Temporal activity patterns suggesting niche partitioning of sympatric carnivores in Borneo, Malaysia

Miyabi Nakabayashi and Tomoko Kanamori and Aoi Matsukawa and Joseph Tangah and Augustine Tuuga and Peter T. Malim and Henry Bernard and Abd. Hamid Ahmad and Ikki Matsuda (2021) Temporal activity patterns suggesting niche partitioning of sympatric carnivores in Borneo, Malaysia. Scientific reports, 11. pp. 1-12. ISSN 2045-2322

[img] Text
Temporal activity patterns suggesting niche partitioning of sympatric carnivores in Borneo, Malaysia_ABSTRACT.pdf

Download (60kB)
[img] Text
Temporal activity patterns suggesting niche partitioning of sympatric carnivores in Borneo, Malaysia.pdf
Restricted to Registered users only

Download (601kB) | Request a copy

Abstract

To propose proper conservation measures and to elucidate coexistence mechanisms of sympatric carnivore species, we assessed temporal activity patterns of the sympatric carnivore species using 37,379 photos collected for more than 3 years at three study sites in Borneo. We categorized activity patterns of nine carnivore species (one bear, three civets, two felids, one skunk, one mustelid, one linsang) by calculating the photo-capturing proportions at each time period (day, night, twilight). We then evaluated temporal activity overlaps by calculating the overlap coefficients. We identified six nocturnal (three civets, one felid, one skunk, one linsang), two diurnal (one felid, one mustelid), and one cathemeral (bear) species. Temporal activity overlaps were high among the nocturnal species. The two felid species possessing morphological and ecological similarities exhibited clear temporal niche segregation, but the three civet species with similar morphology and ecology did not. Broad dietary breadth may compensate for the high temporal niche overlaps among the nocturnal species. Despite the high species richness of Bornean carnivores, almost half are threatened with extinction. By comparing individual radio-tracking and our data, we propose that a long-term study of at least 2 or 3 years is necessary to understand animals’ temporal activity patterns, especially for sun bears and civets, by camera-trapping and to establish effective protection measures.

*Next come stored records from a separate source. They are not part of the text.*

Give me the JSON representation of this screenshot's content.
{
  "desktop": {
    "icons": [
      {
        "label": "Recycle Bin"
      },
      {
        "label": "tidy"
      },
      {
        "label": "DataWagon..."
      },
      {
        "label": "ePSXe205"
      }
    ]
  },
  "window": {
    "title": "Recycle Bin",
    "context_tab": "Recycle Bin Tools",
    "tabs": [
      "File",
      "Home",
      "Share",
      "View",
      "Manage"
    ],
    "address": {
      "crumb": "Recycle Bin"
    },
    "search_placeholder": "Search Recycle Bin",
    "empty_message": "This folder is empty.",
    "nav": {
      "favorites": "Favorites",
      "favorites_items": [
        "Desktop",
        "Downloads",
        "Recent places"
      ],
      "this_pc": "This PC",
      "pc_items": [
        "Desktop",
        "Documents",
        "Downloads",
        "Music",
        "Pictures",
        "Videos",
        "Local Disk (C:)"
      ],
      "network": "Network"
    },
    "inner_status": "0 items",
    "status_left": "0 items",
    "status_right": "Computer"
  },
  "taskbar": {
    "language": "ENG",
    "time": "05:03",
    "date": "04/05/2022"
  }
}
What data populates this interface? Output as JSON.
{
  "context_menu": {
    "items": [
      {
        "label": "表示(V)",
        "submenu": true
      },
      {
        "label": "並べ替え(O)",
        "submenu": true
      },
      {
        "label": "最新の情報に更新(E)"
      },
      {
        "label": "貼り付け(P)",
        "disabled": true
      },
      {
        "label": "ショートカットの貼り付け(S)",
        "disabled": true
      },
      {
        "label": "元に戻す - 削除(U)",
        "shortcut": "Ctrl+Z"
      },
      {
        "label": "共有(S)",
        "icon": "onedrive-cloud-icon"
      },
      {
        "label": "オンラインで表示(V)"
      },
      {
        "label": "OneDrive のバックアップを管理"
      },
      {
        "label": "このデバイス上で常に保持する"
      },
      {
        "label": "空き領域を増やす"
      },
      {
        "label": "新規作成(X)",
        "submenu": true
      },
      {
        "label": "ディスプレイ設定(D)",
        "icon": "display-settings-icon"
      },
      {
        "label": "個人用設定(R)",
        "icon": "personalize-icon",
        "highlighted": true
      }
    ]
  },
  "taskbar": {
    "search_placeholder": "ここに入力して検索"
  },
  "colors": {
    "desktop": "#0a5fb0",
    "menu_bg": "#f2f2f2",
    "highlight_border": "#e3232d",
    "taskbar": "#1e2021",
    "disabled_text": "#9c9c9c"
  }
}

Item Type: Article
Uncontrolled Keywords: Animals behavior , Biodiversity , Borneo , Carnivora , Ecosystem
Subjects: Q Science > QL Zoology > QL1-991 Zoology > QL605-739.8 Chordates. Vertebrates > QL700-739.8 Mammals
Divisions: INSTITUTE > Institute for Tropical Biology and Conservation
Depositing User: SAFRUDIN BIN DARUN -
Date Deposited: 13 Apr 2022 11:00
Last Modified: 13 Apr 2022 11:00
URI: http://eprints.ums.edu.my/id/eprint/32272

Actions (login required)

View Item View Item